The replacements at second base were mediocre this season. Derek Dietrich was the best of them, but his season had question marks. He got on base well, partly from a swing-free approach and partly because he got hit by pitches at an extreme rate. But his defensive struggles were real and went beyond the errors he committed. Miami demoted him to get his glove fixed, and when he did return, he did not exactly hit well. In the end his line was decent, but unspectacular.

Donovan Solano and Ed Lucas were their usual bad selves. The Marlins did not entertain the option of Enrique Hernandez at second base all that much. In total, the position was a disaster in 2014.

Saltalamacchia: The Question Mark

Salty had his worst year in the last four years at the plate while arriving in Miami.
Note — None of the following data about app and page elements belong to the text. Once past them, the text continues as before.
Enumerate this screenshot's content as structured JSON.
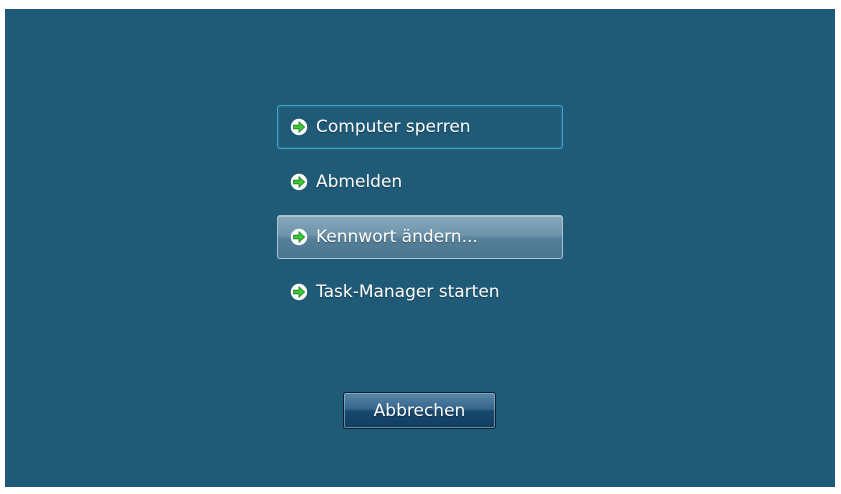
{
  "menu": {
    "items": [
      {
        "label": "Computer sperren",
        "icon": "green-arrow-icon",
        "state": "focused"
      },
      {
        "label": "Abmelden",
        "icon": "green-arrow-icon",
        "state": "normal"
      },
      {
        "label": "Kennwort ändern...",
        "icon": "green-arrow-icon",
        "state": "hover"
      },
      {
        "label": "Task-Manager starten",
        "icon": "green-arrow-icon",
        "state": "normal"
      }
    ]
  },
  "cancel_button": {
    "label": "Abbrechen"
  },
  "colors": {
    "background": "#1f5a76",
    "arrow_green": "#3fc93a",
    "focus_border": "#3ea6cf"
  }
}
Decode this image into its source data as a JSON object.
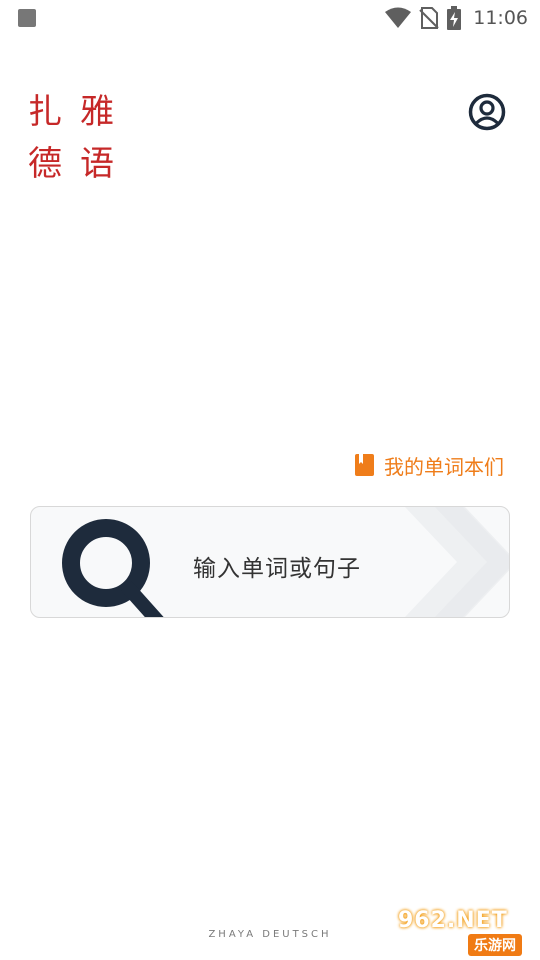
{
  "status_bar": {
    "time": "11:06",
    "icons": [
      "notification-square-icon",
      "wifi-icon",
      "no-sim-icon",
      "battery-charging-icon"
    ]
  },
  "brand": {
    "line1": "扎雅",
    "line2": "德语",
    "color": "#c62828"
  },
  "header": {
    "profile_icon": "user-circle-icon"
  },
  "notebooks_link": {
    "label": "我的单词本们",
    "icon": "book-icon",
    "color": "#ef7d1a"
  },
  "search": {
    "placeholder": "输入单词或句子",
    "icon": "magnifier-icon"
  },
  "footer": {
    "text": "ZHAYA DEUTSCH"
  },
  "watermark": {
    "top": "962.NET",
    "bottom": "乐游网"
  },
  "colors": {
    "accent_dark": "#1e2b3c",
    "accent_orange": "#ef7d1a"
  }
}
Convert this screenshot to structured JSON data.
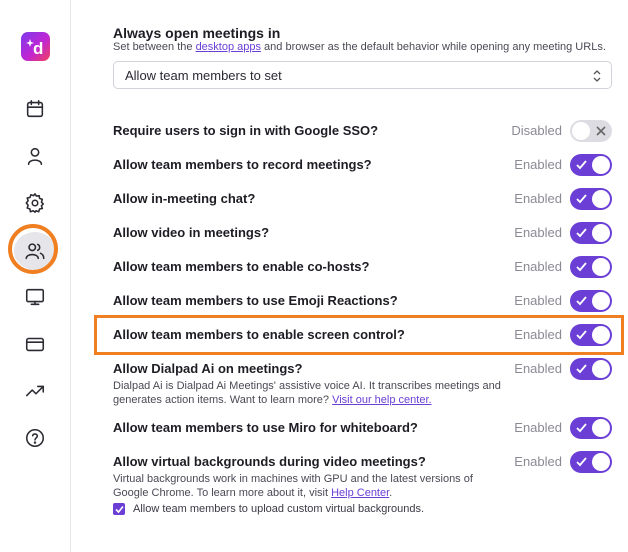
{
  "sidebar": {
    "logo_letter": "d",
    "items": [
      {
        "icon": "calendar-icon"
      },
      {
        "icon": "person-icon"
      },
      {
        "icon": "gear-icon"
      },
      {
        "icon": "users-icon",
        "active": true
      },
      {
        "icon": "monitor-icon"
      },
      {
        "icon": "credit-card-icon"
      },
      {
        "icon": "trending-up-icon"
      },
      {
        "icon": "help-icon"
      }
    ]
  },
  "meetings_setting": {
    "title": "Always open meetings in",
    "desc_before": "Set between the ",
    "desc_link": "desktop apps",
    "desc_after": " and browser as the default behavior while opening any meeting URLs.",
    "select_value": "Allow team members to set"
  },
  "settings": [
    {
      "label": "Require users to sign in with Google SSO?",
      "status": "Disabled",
      "enabled": false
    },
    {
      "label": "Allow team members to record meetings?",
      "status": "Enabled",
      "enabled": true
    },
    {
      "label": "Allow in-meeting chat?",
      "status": "Enabled",
      "enabled": true
    },
    {
      "label": "Allow video in meetings?",
      "status": "Enabled",
      "enabled": true
    },
    {
      "label": "Allow team members to enable co-hosts?",
      "status": "Enabled",
      "enabled": true
    },
    {
      "label": "Allow team members to use Emoji Reactions?",
      "status": "Enabled",
      "enabled": true
    },
    {
      "label": "Allow team members to enable screen control?",
      "status": "Enabled",
      "enabled": true
    },
    {
      "label": "Allow Dialpad Ai on meetings?",
      "status": "Enabled",
      "enabled": true,
      "desc_before": "Dialpad Ai is Dialpad Ai Meetings' assistive voice AI. It transcribes meetings and generates action items. Want to learn more? ",
      "desc_link": "Visit our help center.",
      "desc_after": ""
    },
    {
      "label": "Allow team members to use Miro for whiteboard?",
      "status": "Enabled",
      "enabled": true
    },
    {
      "label": "Allow virtual backgrounds during video meetings?",
      "status": "Enabled",
      "enabled": true,
      "desc_before": "Virtual backgrounds work in machines with GPU and the latest versions of Google Chrome. To learn more about it, visit ",
      "desc_link": "Help Center",
      "desc_after": "."
    }
  ],
  "custom_backgrounds": {
    "checked": true,
    "label": "Allow team members to upload custom virtual backgrounds."
  },
  "colors": {
    "accent": "#6b3fd6",
    "highlight": "#f07f21"
  }
}
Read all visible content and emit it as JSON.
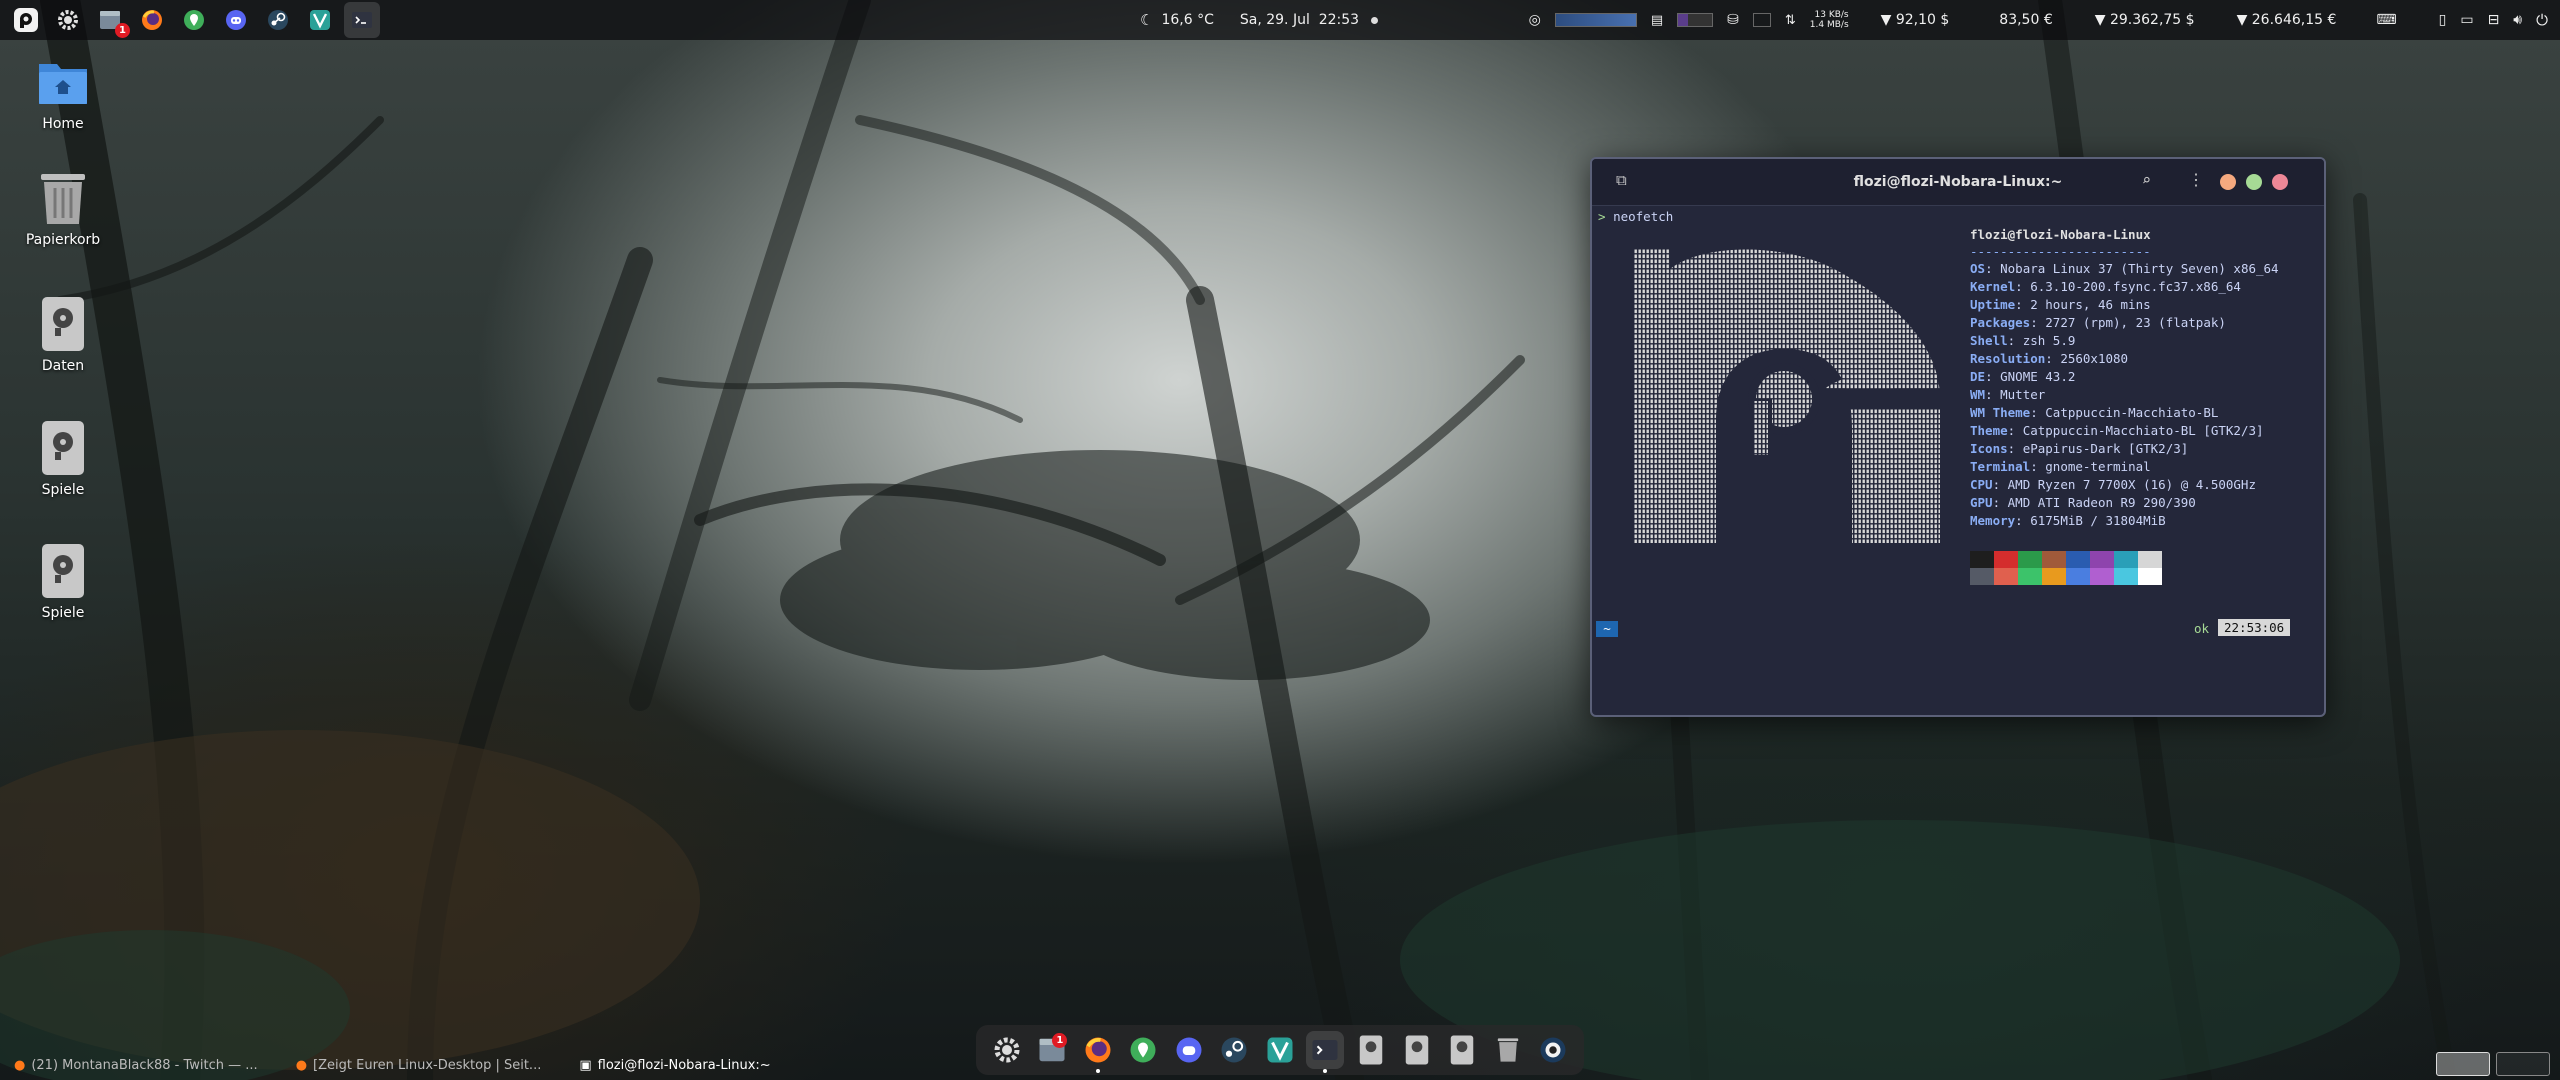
{
  "topbar": {
    "notifications_badge": "1",
    "weather": "16,6 °C",
    "clock": "Sa, 29. Jul  22:53",
    "net_up": "13 KB/s",
    "net_down": "1.4 MB/s",
    "prices": [
      "▼ 92,10 $",
      "83,50 €",
      "▼ 29.362,75 $",
      "▼ 26.646,15 €"
    ]
  },
  "desktop_icons": [
    {
      "label": "Home"
    },
    {
      "label": "Papierkorb"
    },
    {
      "label": "Daten"
    },
    {
      "label": "Spiele"
    },
    {
      "label": "Spiele"
    }
  ],
  "terminal": {
    "title": "flozi@flozi-Nobara-Linux:~",
    "prompt_symbol": ">",
    "command": "neofetch",
    "header": "flozi@flozi-Nobara-Linux",
    "separator": "------------------------",
    "info": [
      {
        "key": "OS",
        "value": "Nobara Linux 37 (Thirty Seven) x86_64"
      },
      {
        "key": "Kernel",
        "value": "6.3.10-200.fsync.fc37.x86_64"
      },
      {
        "key": "Uptime",
        "value": "2 hours, 46 mins"
      },
      {
        "key": "Packages",
        "value": "2727 (rpm), 23 (flatpak)"
      },
      {
        "key": "Shell",
        "value": "zsh 5.9"
      },
      {
        "key": "Resolution",
        "value": "2560x1080"
      },
      {
        "key": "DE",
        "value": "GNOME 43.2"
      },
      {
        "key": "WM",
        "value": "Mutter"
      },
      {
        "key": "WM Theme",
        "value": "Catppuccin-Macchiato-BL"
      },
      {
        "key": "Theme",
        "value": "Catppuccin-Macchiato-BL [GTK2/3]"
      },
      {
        "key": "Icons",
        "value": "ePapirus-Dark [GTK2/3]"
      },
      {
        "key": "Terminal",
        "value": "gnome-terminal"
      },
      {
        "key": "CPU",
        "value": "AMD Ryzen 7 7700X (16) @ 4.500GHz"
      },
      {
        "key": "GPU",
        "value": "AMD ATI Radeon R9 290/390"
      },
      {
        "key": "Memory",
        "value": "6175MiB / 31804MiB"
      }
    ],
    "palette_top": [
      "#1e1e1e",
      "#d42d2d",
      "#2b9a4a",
      "#a05a3a",
      "#2a5cb0",
      "#8e44ad",
      "#2a9fb8",
      "#d6d6d6"
    ],
    "palette_bottom": [
      "#555a66",
      "#e0604e",
      "#3cc36a",
      "#e89a1e",
      "#4a7ee0",
      "#b05fd0",
      "#4ac7e0",
      "#ffffff"
    ],
    "status_left": "~",
    "status_ok": "ok",
    "status_time": "22:53:06"
  },
  "taskbar": {
    "tasks": [
      {
        "label": "(21) MontanaBlack88 - Twitch — ..."
      },
      {
        "label": "[Zeigt Euren Linux-Desktop | Seit..."
      },
      {
        "label": "flozi@flozi-Nobara-Linux:~"
      }
    ]
  },
  "dock": {
    "badge": "1"
  },
  "colors": {
    "terminal_bg": "#24273a",
    "accent": "#8aadf4",
    "close": "#ed8796",
    "maximize": "#a6da95",
    "minimize": "#f5a97f"
  }
}
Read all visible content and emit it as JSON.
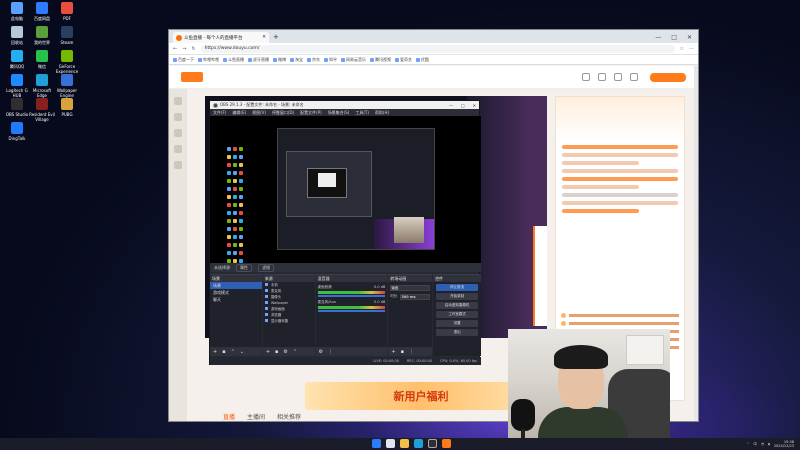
{
  "desktop": {
    "icons": [
      {
        "label": "此电脑",
        "color": "#5aa0ff"
      },
      {
        "label": "百度网盘",
        "color": "#2f7bff"
      },
      {
        "label": "PDF",
        "color": "#e84d3d"
      },
      {
        "label": "回收站",
        "color": "#b8c7d8"
      },
      {
        "label": "我的世界",
        "color": "#5a9f3a"
      },
      {
        "label": "Steam",
        "color": "#2a3f5f"
      },
      {
        "label": "腾讯QQ",
        "color": "#22b0f0"
      },
      {
        "label": "微信",
        "color": "#27c24c"
      },
      {
        "label": "GeForce Experience",
        "color": "#76b900"
      },
      {
        "label": "Logitech G HUB",
        "color": "#1a8cff"
      },
      {
        "label": "Microsoft Edge",
        "color": "#1fa0d8"
      },
      {
        "label": "Wallpaper Engine",
        "color": "#3a6fd8"
      },
      {
        "label": "OBS Studio",
        "color": "#302e31"
      },
      {
        "label": "Resident Evil Village",
        "color": "#8a1f1f"
      },
      {
        "label": "PUBG",
        "color": "#d6a43a"
      },
      {
        "label": "DingTalk",
        "color": "#1f7cff"
      }
    ]
  },
  "browser": {
    "tab_title": "斗鱼直播 - 每个人的直播平台",
    "new_tab": "+",
    "window_controls": [
      "—",
      "□",
      "✕"
    ],
    "url": "https://www.douyu.com/",
    "bookmarks": [
      "百度一下",
      "哔哩哔哩",
      "斗鱼直播",
      "虎牙直播",
      "微博",
      "淘宝",
      "京东",
      "知乎",
      "网易云音乐",
      "腾讯视频",
      "爱奇艺",
      "优酷"
    ],
    "promo_text": "新用户福利",
    "site_tabs": [
      "直播",
      "主播间",
      "相关推荐"
    ]
  },
  "obs": {
    "title": "OBS 29.1.3 - 配置文件: 未命名 - 场景: 未命名",
    "menu": [
      "文件(F)",
      "编辑(E)",
      "视图(V)",
      "停靠窗口(D)",
      "配置文件(P)",
      "场景集合(S)",
      "工具(T)",
      "帮助(H)"
    ],
    "toolbar": {
      "label": "未选择源",
      "properties": "属性",
      "filters": "滤镜"
    },
    "docks": {
      "scenes": {
        "title": "场景",
        "items": [
          "场景",
          "游戏模式",
          "聊天"
        ]
      },
      "sources": {
        "title": "来源",
        "items": [
          "手机",
          "麦克风",
          "摄像头",
          "Wallpaper",
          "游戏画面",
          "浏览器",
          "显示器采集"
        ]
      },
      "mixer": {
        "title": "混音器",
        "channels": [
          {
            "name": "桌面音频",
            "level": "0.0 dB"
          },
          {
            "name": "麦克风/Aux",
            "level": "0.0 dB"
          }
        ]
      },
      "transitions": {
        "title": "转场动画",
        "type": "淡出",
        "duration_label": "时长",
        "duration": "300 ms"
      },
      "controls": {
        "title": "控件",
        "buttons": [
          "停止推流",
          "开始录制",
          "启动虚拟摄像机",
          "工作室模式",
          "设置",
          "退出"
        ]
      }
    },
    "status": [
      "LIVE: 00:00:00",
      "REC: 00:00:00",
      "CPU: 0.0%, 60.00 fps"
    ]
  },
  "taskbar": {
    "time": "19:38",
    "date": "2024/12/23",
    "lang": "中"
  }
}
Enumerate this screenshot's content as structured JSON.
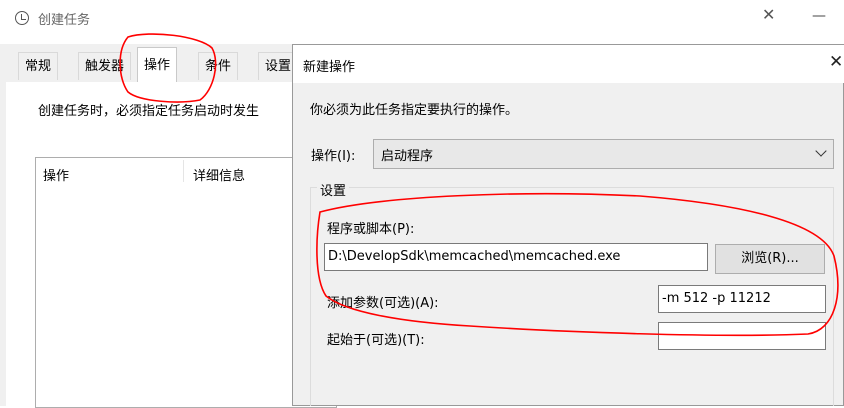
{
  "background_window": {
    "title": "创建任务",
    "close_glyph": "✕",
    "tabs": [
      {
        "label": "常规"
      },
      {
        "label": "触发器"
      },
      {
        "label": "操作"
      },
      {
        "label": "条件"
      },
      {
        "label": "设置"
      }
    ],
    "description": "创建任务时，必须指定任务启动时发生",
    "list_columns": [
      "操作",
      "详细信息"
    ]
  },
  "desktop": {
    "minimize_glyph": "—"
  },
  "dialog": {
    "title": "新建操作",
    "close_glyph": "✕",
    "instruction": "你必须为此任务指定要执行的操作。",
    "action_label": "操作(I):",
    "action_value": "启动程序",
    "settings_legend": "设置",
    "program_label": "程序或脚本(P):",
    "program_value": "D:\\DevelopSdk\\memcached\\memcached.exe",
    "browse_label": "浏览(R)...",
    "arguments_label": "添加参数(可选)(A):",
    "arguments_value": "-m 512 -p 11212",
    "start_in_label": "起始于(可选)(T):",
    "start_in_value": ""
  },
  "annotations": {
    "stroke_color": "#ff0000"
  }
}
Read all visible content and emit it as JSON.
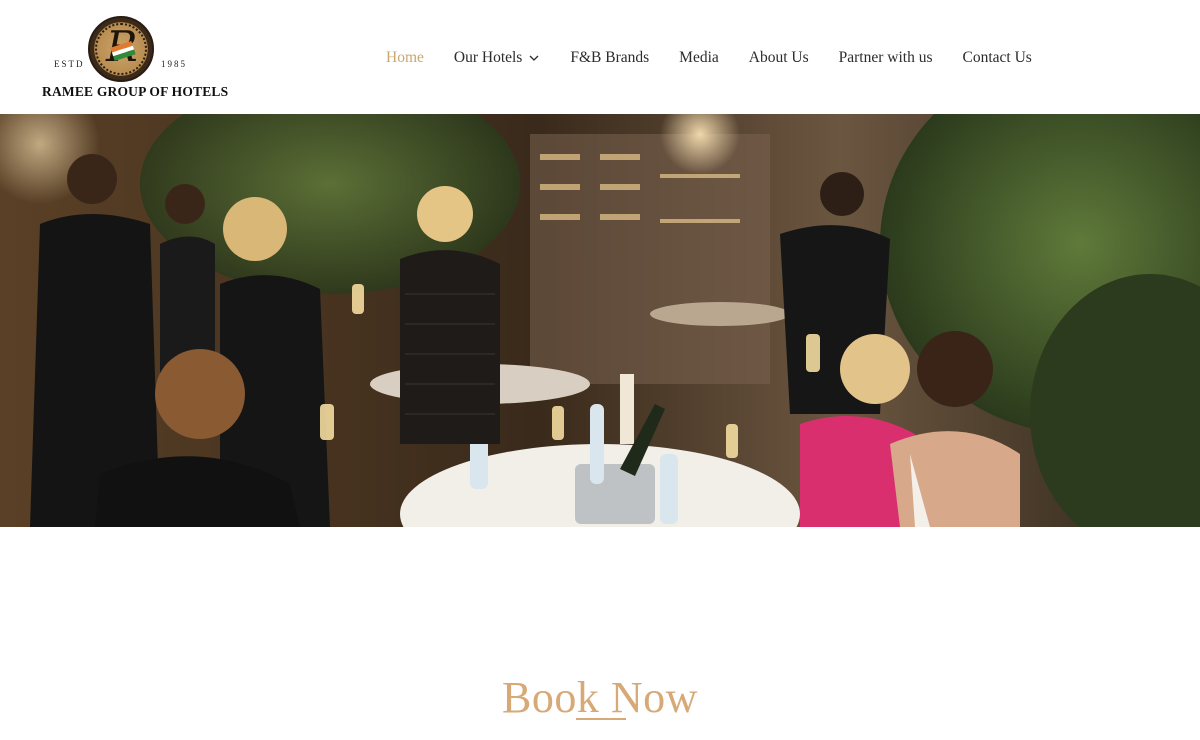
{
  "brand": {
    "name": "RAMEE GROUP OF HOTELS",
    "estd_label": "ESTD",
    "year": "1985",
    "emblem_letter": "R"
  },
  "nav": {
    "items": [
      {
        "label": "Home",
        "active": true
      },
      {
        "label": "Our Hotels",
        "has_dropdown": true
      },
      {
        "label": "F&B Brands"
      },
      {
        "label": "Media"
      },
      {
        "label": "About Us"
      },
      {
        "label": "Partner with us"
      },
      {
        "label": "Contact Us"
      }
    ],
    "dropdown_icon": "chevron-down-icon"
  },
  "hero": {
    "image": "rooftop-restaurant-party-photo"
  },
  "book": {
    "title": "Book Now"
  },
  "colors": {
    "accent": "#c9a76e",
    "book_title": "#d6a977",
    "text": "#2c2c2c"
  }
}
One could blame the new park or new pitching environment, but despite an increase in walks, there are definite scary risk factors for a decline in Saltalamacchia's game if his bat continues this way. The loss in power was particularly disappointing; Salty hit just 11 home runs and posted a .142 ISO, both representing four-year lows.

The defense was also a major question mark and could come under more fire in 2015. This year, not only did Salty struggle in throwing out runners, but his pitch framing came into major question according to the defensive stats. Overall, he is a huge question mark going into 2015.

Hechavarria: The Defensive Enigma

The question of Hechavarria will always come down to defense. His bat is what it is; even after improving by leaps and bounds, mostly from a bounce back in BABIP, Hechavarria still was worth 12 runs below average at the plate. The question is whether his defense is there or not. If the spectrum of his defense falls to the negative end, as the zone-based metrics seem to think, then he is close to a replacement-level player. If it falls towards the Gold Glove-level talent that some of the scouting folks and the team seem to think, then he is closer to a league-average player. Likely, however, he is somewhere in between that spectrum. Sadly, that may make him one of the better infielders in this ugly tandem heading into 2015.